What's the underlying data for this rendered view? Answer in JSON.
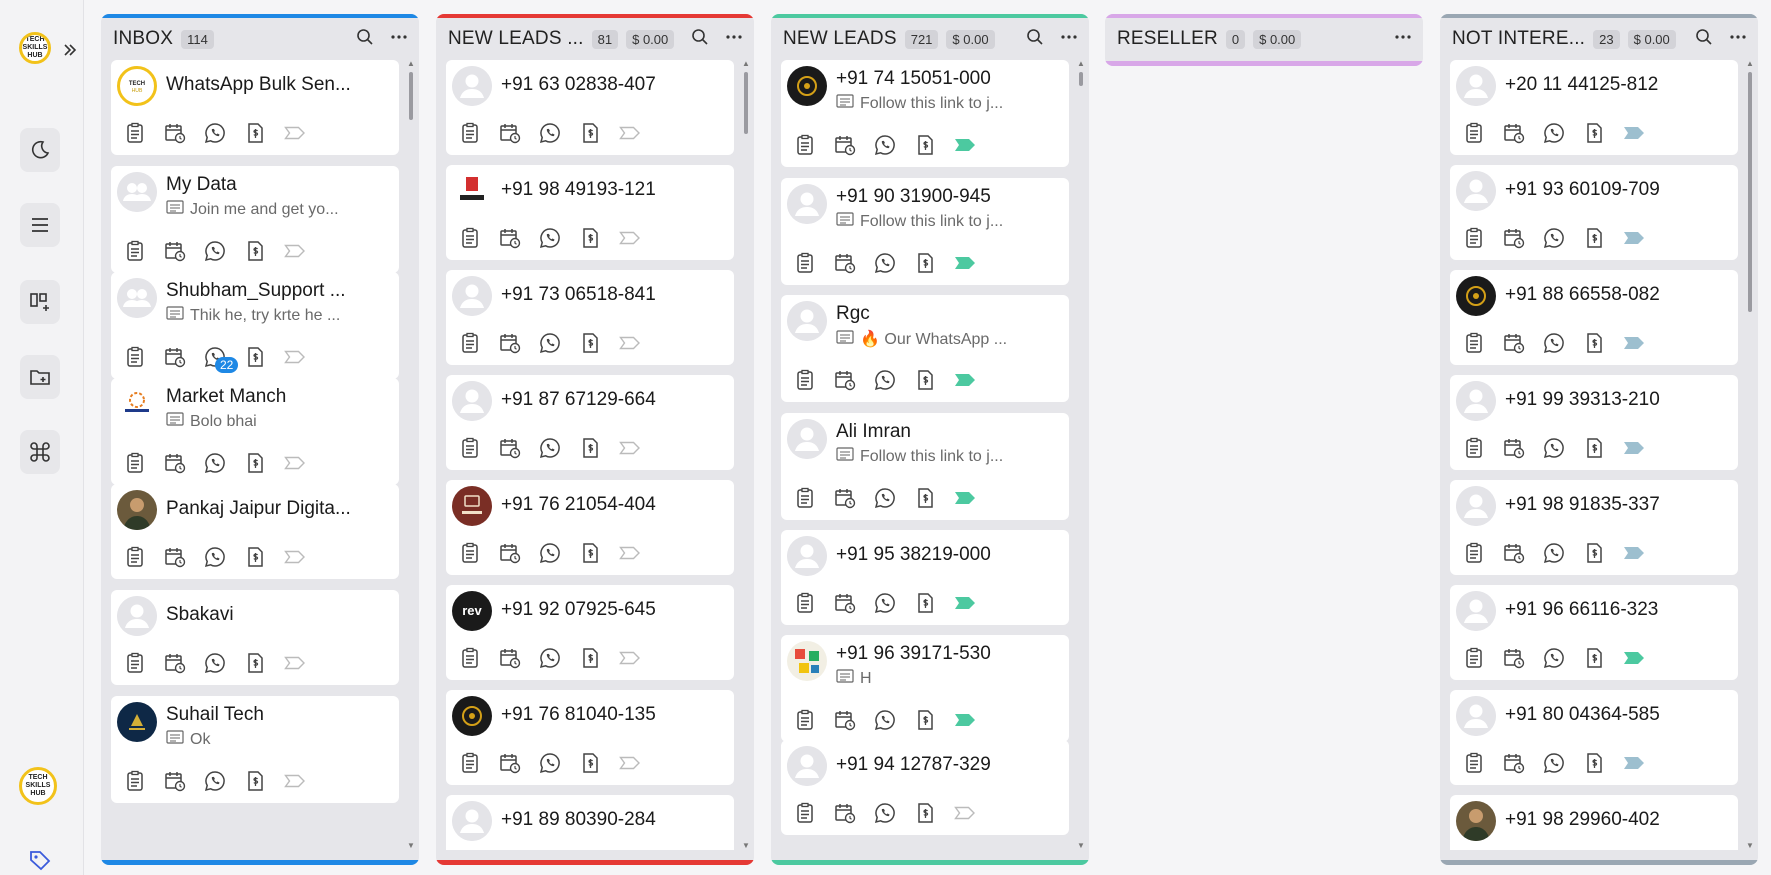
{
  "columns": [
    {
      "title": "INBOX",
      "count": "114",
      "amount": "",
      "accent": "#1e88e5",
      "has_search": true,
      "tag_color": "#c8c8cc",
      "cards": [
        {
          "name": "WhatsApp Bulk Sen...",
          "msg": "",
          "avatar": "logo"
        },
        {
          "name": "My Data",
          "msg": "Join me and get yo...",
          "avatar": "group"
        },
        {
          "name": "Shubham_Support ...",
          "msg": "Thik he, try krte he ...",
          "avatar": "group",
          "badge": "22"
        },
        {
          "name": "Market Manch",
          "msg": "Bolo bhai",
          "avatar": "market"
        },
        {
          "name": "Pankaj Jaipur Digita...",
          "msg": "",
          "avatar": "photo"
        },
        {
          "name": "Sbakavi",
          "msg": "",
          "avatar": "person"
        },
        {
          "name": "Suhail Tech",
          "msg": "Ok",
          "avatar": "suhail"
        }
      ]
    },
    {
      "title": "NEW LEADS ...",
      "count": "81",
      "amount": "$ 0.00",
      "accent": "#e53935",
      "has_search": true,
      "tag_color": "#c8c8cc",
      "cards": [
        {
          "name": "+91 63 02838-407",
          "msg": "",
          "avatar": "person"
        },
        {
          "name": "+91 98 49193-121",
          "msg": "",
          "avatar": "pixels"
        },
        {
          "name": "+91 73 06518-841",
          "msg": "",
          "avatar": "person"
        },
        {
          "name": "+91 87 67129-664",
          "msg": "",
          "avatar": "person"
        },
        {
          "name": "+91 76 21054-404",
          "msg": "",
          "avatar": "royal"
        },
        {
          "name": "+91 92 07925-645",
          "msg": "",
          "avatar": "rev"
        },
        {
          "name": "+91 76 81040-135",
          "msg": "",
          "avatar": "darkphoto"
        },
        {
          "name": "+91 89 80390-284",
          "msg": "",
          "avatar": "person"
        }
      ]
    },
    {
      "title": "NEW LEADS",
      "count": "721",
      "amount": "$ 0.00",
      "accent": "#4cc9a0",
      "has_search": true,
      "tag_color": "#4cc9a0",
      "cards": [
        {
          "name": "+91 74 15051-000",
          "msg": "Follow this link to j...",
          "avatar": "darkphoto"
        },
        {
          "name": "+91 90 31900-945",
          "msg": "Follow this link to j...",
          "avatar": "person"
        },
        {
          "name": "Rgc",
          "msg": "🔥 Our WhatsApp ...",
          "avatar": "person"
        },
        {
          "name": "Ali Imran",
          "msg": "Follow this link to j...",
          "avatar": "person"
        },
        {
          "name": "+91 95 38219-000",
          "msg": "",
          "avatar": "person"
        },
        {
          "name": "+91 96 39171-530",
          "msg": "H",
          "avatar": "colorful"
        },
        {
          "name": "+91 94 12787-329",
          "msg": "",
          "avatar": "person",
          "tag_outline": true
        }
      ]
    },
    {
      "title": "RESELLER",
      "count": "0",
      "amount": "$ 0.00",
      "accent": "#d8a7e8",
      "has_search": false,
      "tag_color": "#c8c8cc",
      "cards": []
    },
    {
      "title": "NOT INTERE...",
      "count": "23",
      "amount": "$ 0.00",
      "accent": "#9aa7b3",
      "has_search": true,
      "tag_color": "#9dbfcf",
      "cards": [
        {
          "name": "+20 11 44125-812",
          "msg": "",
          "avatar": "person"
        },
        {
          "name": "+91 93 60109-709",
          "msg": "",
          "avatar": "person"
        },
        {
          "name": "+91 88 66558-082",
          "msg": "",
          "avatar": "darkphoto"
        },
        {
          "name": "+91 99 39313-210",
          "msg": "",
          "avatar": "person"
        },
        {
          "name": "+91 98 91835-337",
          "msg": "",
          "avatar": "person"
        },
        {
          "name": "+91 96 66116-323",
          "msg": "",
          "avatar": "person",
          "tag_green": true
        },
        {
          "name": "+91 80 04364-585",
          "msg": "",
          "avatar": "person"
        },
        {
          "name": "+91 98 29960-402",
          "msg": "",
          "avatar": "photo"
        }
      ]
    }
  ],
  "rail": {
    "logo_text": "TECH SKILLS HUB"
  }
}
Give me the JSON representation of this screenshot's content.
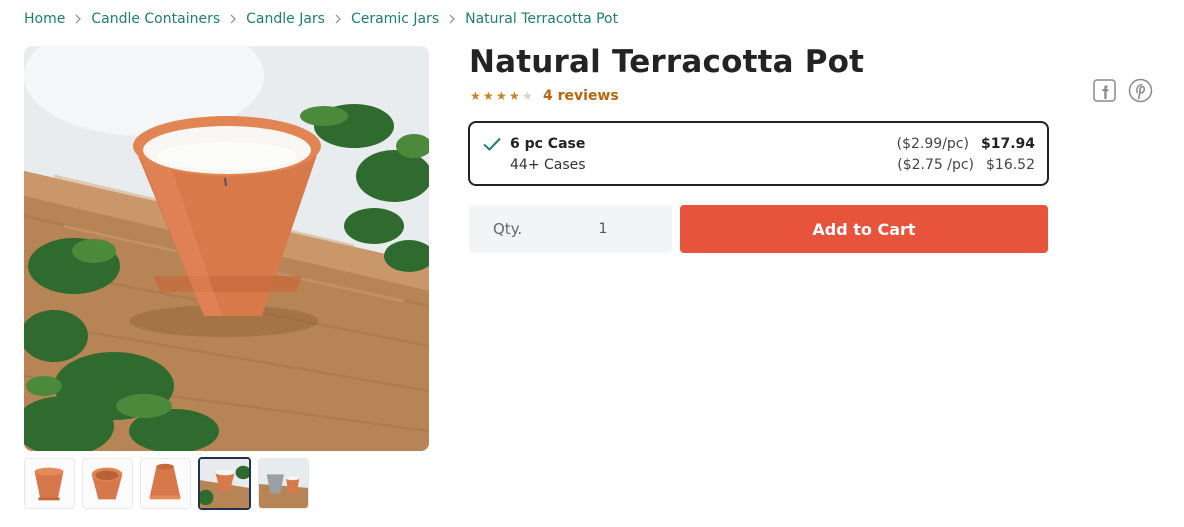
{
  "breadcrumb": {
    "items": [
      "Home",
      "Candle Containers",
      "Candle Jars",
      "Ceramic Jars",
      "Natural Terracotta Pot"
    ]
  },
  "product": {
    "title": "Natural Terracotta Pot",
    "rating": 4,
    "rating_max": 5,
    "reviews_label": "4 reviews"
  },
  "pricing": {
    "options": [
      {
        "name": "6 pc Case",
        "unit_price": "($2.99/pc)",
        "total": "$17.94",
        "selected": true
      },
      {
        "name": "44+ Cases",
        "unit_price": "($2.75 /pc)",
        "total": "$16.52",
        "selected": false
      }
    ]
  },
  "purchase": {
    "qty_label": "Qty.",
    "qty_value": "1",
    "add_to_cart_label": "Add to Cart"
  },
  "social": {
    "icons": [
      "facebook-icon",
      "pinterest-icon"
    ]
  },
  "gallery": {
    "thumbnail_count": 5,
    "active_index": 3
  },
  "colors": {
    "link_green": "#1d7f6e",
    "star": "#cf7d1e",
    "reviews": "#b9650b",
    "cart_button": "#e8533c",
    "check": "#1d7f6e",
    "terracotta": "#d7784a"
  }
}
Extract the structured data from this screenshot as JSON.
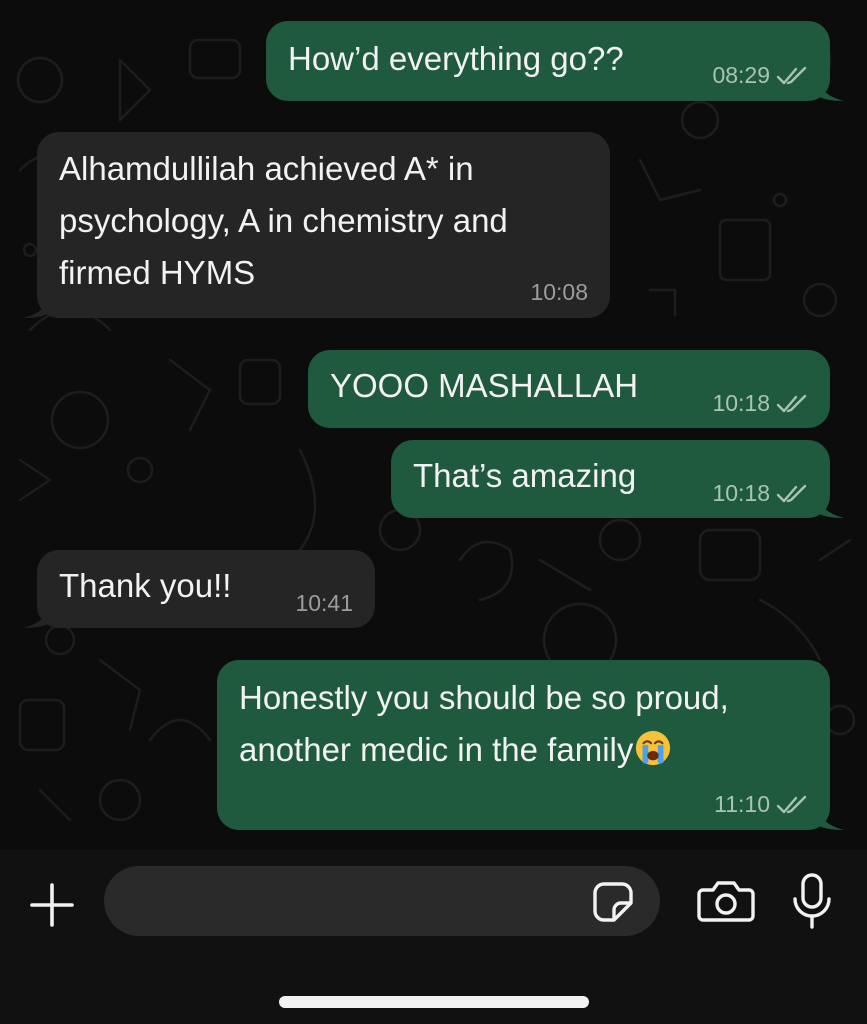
{
  "chat": {
    "messages": [
      {
        "direction": "outgoing",
        "lines": [
          "How’d everything go??"
        ],
        "time": "08:29",
        "status": "read"
      },
      {
        "direction": "incoming",
        "lines": [
          "Alhamdullilah achieved A* in",
          "psychology, A in chemistry and",
          "firmed HYMS"
        ],
        "time": "10:08"
      },
      {
        "direction": "outgoing",
        "lines": [
          "YOOO MASHALLAH"
        ],
        "time": "10:18",
        "status": "read"
      },
      {
        "direction": "outgoing",
        "lines": [
          "That’s amazing"
        ],
        "time": "10:18",
        "status": "read"
      },
      {
        "direction": "incoming",
        "lines": [
          "Thank you!!"
        ],
        "time": "10:41"
      },
      {
        "direction": "outgoing",
        "lines": [
          "Honestly you should be so proud,",
          "another medic in the family"
        ],
        "emoji": "loudly-crying-face",
        "time": "11:10",
        "status": "read"
      }
    ]
  },
  "composer": {
    "input_value": "",
    "icons": {
      "attach": "plus-icon",
      "sticker": "sticker-icon",
      "camera": "camera-icon",
      "mic": "microphone-icon"
    }
  },
  "colors": {
    "outgoing_bubble": "#1f5a3e",
    "incoming_bubble": "#252525",
    "background": "#0c0c0c",
    "read_ticks": "#a9c3b6"
  }
}
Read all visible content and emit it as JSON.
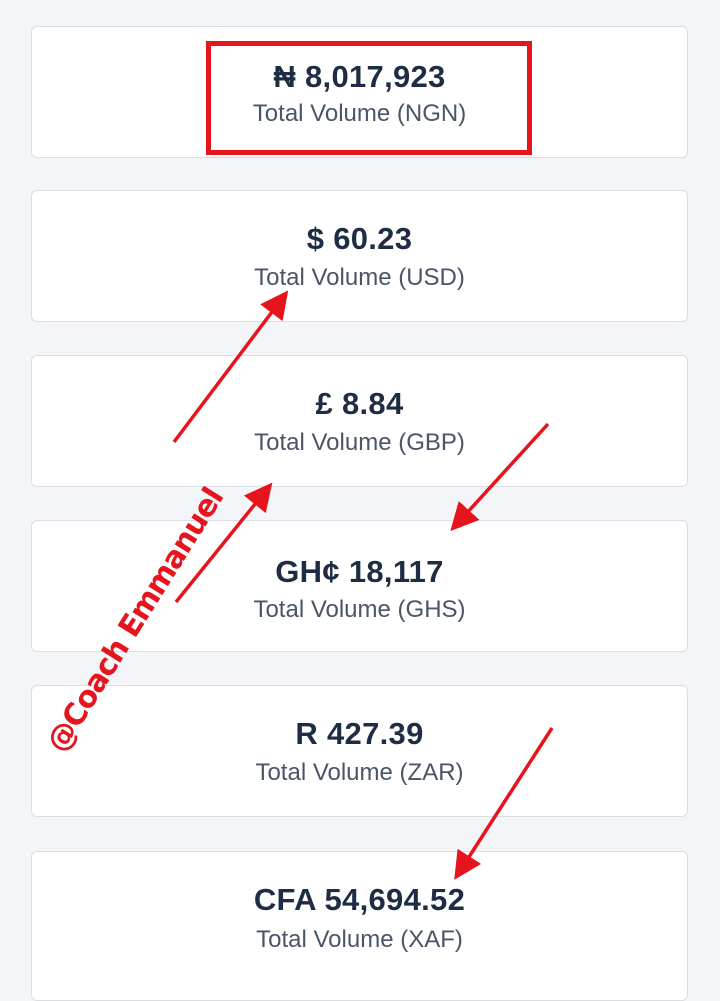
{
  "cards": [
    {
      "id": "ngn",
      "amount": "₦ 8,017,923",
      "label": "Total Volume (NGN)"
    },
    {
      "id": "usd",
      "amount": "$ 60.23",
      "label": "Total Volume (USD)"
    },
    {
      "id": "gbp",
      "amount": "£ 8.84",
      "label": "Total Volume (GBP)"
    },
    {
      "id": "ghs",
      "amount": "GH¢ 18,117",
      "label": "Total Volume (GHS)"
    },
    {
      "id": "zar",
      "amount": "R 427.39",
      "label": "Total Volume (ZAR)"
    },
    {
      "id": "xaf",
      "amount": "CFA 54,694.52",
      "label": "Total Volume (XAF)"
    }
  ],
  "annotations": {
    "watermark": "@Coach Emmanuel",
    "accent_color": "#e6141c",
    "arrow_icon": "red-arrow-icon"
  }
}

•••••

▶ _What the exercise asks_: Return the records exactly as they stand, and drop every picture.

▶ _Task solution_:
What's the underlying data for this rendered view? Answer in JSON.
{
  "columns": [
    {
      "title": "INBOX",
      "count": "114",
      "amount": "",
      "accent": "#1e88e5",
      "has_search": true,
      "tag_color": "#c8c8cc",
      "cards": [
        {
          "name": "WhatsApp Bulk Sen...",
          "msg": "",
          "avatar": "logo"
        },
        {
          "name": "My Data",
          "msg": "Join me and get yo...",
          "avatar": "group"
        },
        {
          "name": "Shubham_Support ...",
          "msg": "Thik he, try krte he ...",
          "avatar": "group",
          "badge": "22"
        },
        {
          "name": "Market Manch",
          "msg": "Bolo bhai",
          "avatar": "market"
        },
        {
          "name": "Pankaj Jaipur Digita...",
          "msg": "",
          "avatar": "photo"
        },
        {
          "name": "Sbakavi",
          "msg": "",
          "avatar": "person"
        },
        {
          "name": "Suhail Tech",
          "msg": "Ok",
          "avatar": "suhail"
        }
      ]
    },
    {
      "title": "NEW LEADS ...",
      "count": "81",
      "amount": "$ 0.00",
      "accent": "#e53935",
      "has_search": true,
      "tag_color": "#c8c8cc",
      "cards": [
        {
          "name": "+91 63 02838-407",
          "msg": "",
          "avatar": "person"
        },
        {
          "name": "+91 98 49193-121",
          "msg": "",
          "avatar": "pixels"
        },
        {
          "name": "+91 73 06518-841",
          "msg": "",
          "avatar": "person"
        },
        {
          "name": "+91 87 67129-664",
          "msg": "",
          "avatar": "person"
        },
        {
          "name": "+91 76 21054-404",
          "msg": "",
          "avatar": "royal"
        },
        {
          "name": "+91 92 07925-645",
          "msg": "",
          "avatar": "rev"
        },
        {
          "name": "+91 76 81040-135",
          "msg": "",
          "avatar": "darkphoto"
        },
        {
          "name": "+91 89 80390-284",
          "msg": "",
          "avatar": "person"
        }
      ]
    },
    {
      "title": "NEW LEADS",
      "count": "721",
      "amount": "$ 0.00",
      "accent": "#4cc9a0",
      "has_search": true,
      "tag_color": "#4cc9a0",
      "cards": [
        {
          "name": "+91 74 15051-000",
          "msg": "Follow this link to j...",
          "avatar": "darkphoto"
        },
        {
          "name": "+91 90 31900-945",
          "msg": "Follow this link to j...",
          "avatar": "person"
        },
        {
          "name": "Rgc",
          "msg": "🔥 Our WhatsApp ...",
          "avatar": "person"
        },
        {
          "name": "Ali Imran",
          "msg": "Follow this link to j...",
          "avatar": "person"
        },
        {
          "name": "+91 95 38219-000",
          "msg": "",
          "avatar": "person"
        },
        {
          "name": "+91 96 39171-530",
          "msg": "H",
          "avatar": "colorful"
        },
        {
          "name": "+91 94 12787-329",
          "msg": "",
          "avatar": "person",
          "tag_outline": true
        }
      ]
    },
    {
      "title": "RESELLER",
      "count": "0",
      "amount": "$ 0.00",
      "accent": "#d8a7e8",
      "has_search": false,
      "tag_color": "#c8c8cc",
      "cards": []
    },
    {
      "title": "NOT INTERE...",
      "count": "23",
      "amount": "$ 0.00",
      "accent": "#9aa7b3",
      "has_search": true,
      "tag_color": "#9dbfcf",
      "cards": [
        {
          "name": "+20 11 44125-812",
          "msg": "",
          "avatar": "person"
        },
        {
          "name": "+91 93 60109-709",
          "msg": "",
          "avatar": "person"
        },
        {
          "name": "+91 88 66558-082",
          "msg": "",
          "avatar": "darkphoto"
        },
        {
          "name": "+91 99 39313-210",
          "msg": "",
          "avatar": "person"
        },
        {
          "name": "+91 98 91835-337",
          "msg": "",
          "avatar": "person"
        },
        {
          "name": "+91 96 66116-323",
          "msg": "",
          "avatar": "person",
          "tag_green": true
        },
        {
          "name": "+91 80 04364-585",
          "msg": "",
          "avatar": "person"
        },
        {
          "name": "+91 98 29960-402",
          "msg": "",
          "avatar": "photo"
        }
      ]
    }
  ],
  "rail": {
    "logo_text": "TECH SKILLS HUB"
  }
}
Give me the JSON representation of this screenshot's content.
{
  "breadcrumb": {
    "items": [
      "Home",
      "Candle Containers",
      "Candle Jars",
      "Ceramic Jars",
      "Natural Terracotta Pot"
    ]
  },
  "product": {
    "title": "Natural Terracotta Pot",
    "rating": 4,
    "rating_max": 5,
    "reviews_label": "4 reviews"
  },
  "pricing": {
    "options": [
      {
        "name": "6 pc Case",
        "unit_price": "($2.99/pc)",
        "total": "$17.94",
        "selected": true
      },
      {
        "name": "44+ Cases",
        "unit_price": "($2.75 /pc)",
        "total": "$16.52",
        "selected": false
      }
    ]
  },
  "purchase": {
    "qty_label": "Qty.",
    "qty_value": "1",
    "add_to_cart_label": "Add to Cart"
  },
  "social": {
    "icons": [
      "facebook-icon",
      "pinterest-icon"
    ]
  },
  "gallery": {
    "thumbnail_count": 5,
    "active_index": 3
  },
  "colors": {
    "link_green": "#1d7f6e",
    "star": "#cf7d1e",
    "reviews": "#b9650b",
    "cart_button": "#e8533c",
    "check": "#1d7f6e",
    "terracotta": "#d7784a"
  }
}
Extract the structured data from this screenshot as JSON.
{
  "chat": {
    "messages": [
      {
        "direction": "outgoing",
        "lines": [
          "How’d everything go??"
        ],
        "time": "08:29",
        "status": "read"
      },
      {
        "direction": "incoming",
        "lines": [
          "Alhamdullilah achieved A* in",
          "psychology, A in chemistry and",
          "firmed HYMS"
        ],
        "time": "10:08"
      },
      {
        "direction": "outgoing",
        "lines": [
          "YOOO MASHALLAH"
        ],
        "time": "10:18",
        "status": "read"
      },
      {
        "direction": "outgoing",
        "lines": [
          "That’s amazing"
        ],
        "time": "10:18",
        "status": "read"
      },
      {
        "direction": "incoming",
        "lines": [
          "Thank you!!"
        ],
        "time": "10:41"
      },
      {
        "direction": "outgoing",
        "lines": [
          "Honestly you should be so proud,",
          "another medic in the family"
        ],
        "emoji": "loudly-crying-face",
        "time": "11:10",
        "status": "read"
      }
    ]
  },
  "composer": {
    "input_value": "",
    "icons": {
      "attach": "plus-icon",
      "sticker": "sticker-icon",
      "camera": "camera-icon",
      "mic": "microphone-icon"
    }
  },
  "colors": {
    "outgoing_bubble": "#1f5a3e",
    "incoming_bubble": "#252525",
    "background": "#0c0c0c",
    "read_ticks": "#a9c3b6"
  }
}
Read all visible content and emit it as JSON.
{
  "cards": [
    {
      "id": "ngn",
      "amount": "₦ 8,017,923",
      "label": "Total Volume (NGN)"
    },
    {
      "id": "usd",
      "amount": "$ 60.23",
      "label": "Total Volume (USD)"
    },
    {
      "id": "gbp",
      "amount": "£ 8.84",
      "label": "Total Volume (GBP)"
    },
    {
      "id": "ghs",
      "amount": "GH¢ 18,117",
      "label": "Total Volume (GHS)"
    },
    {
      "id": "zar",
      "amount": "R 427.39",
      "label": "Total Volume (ZAR)"
    },
    {
      "id": "xaf",
      "amount": "CFA 54,694.52",
      "label": "Total Volume (XAF)"
    }
  ],
  "annotations": {
    "watermark": "@Coach Emmanuel",
    "accent_color": "#e6141c",
    "arrow_icon": "red-arrow-icon"
  }
}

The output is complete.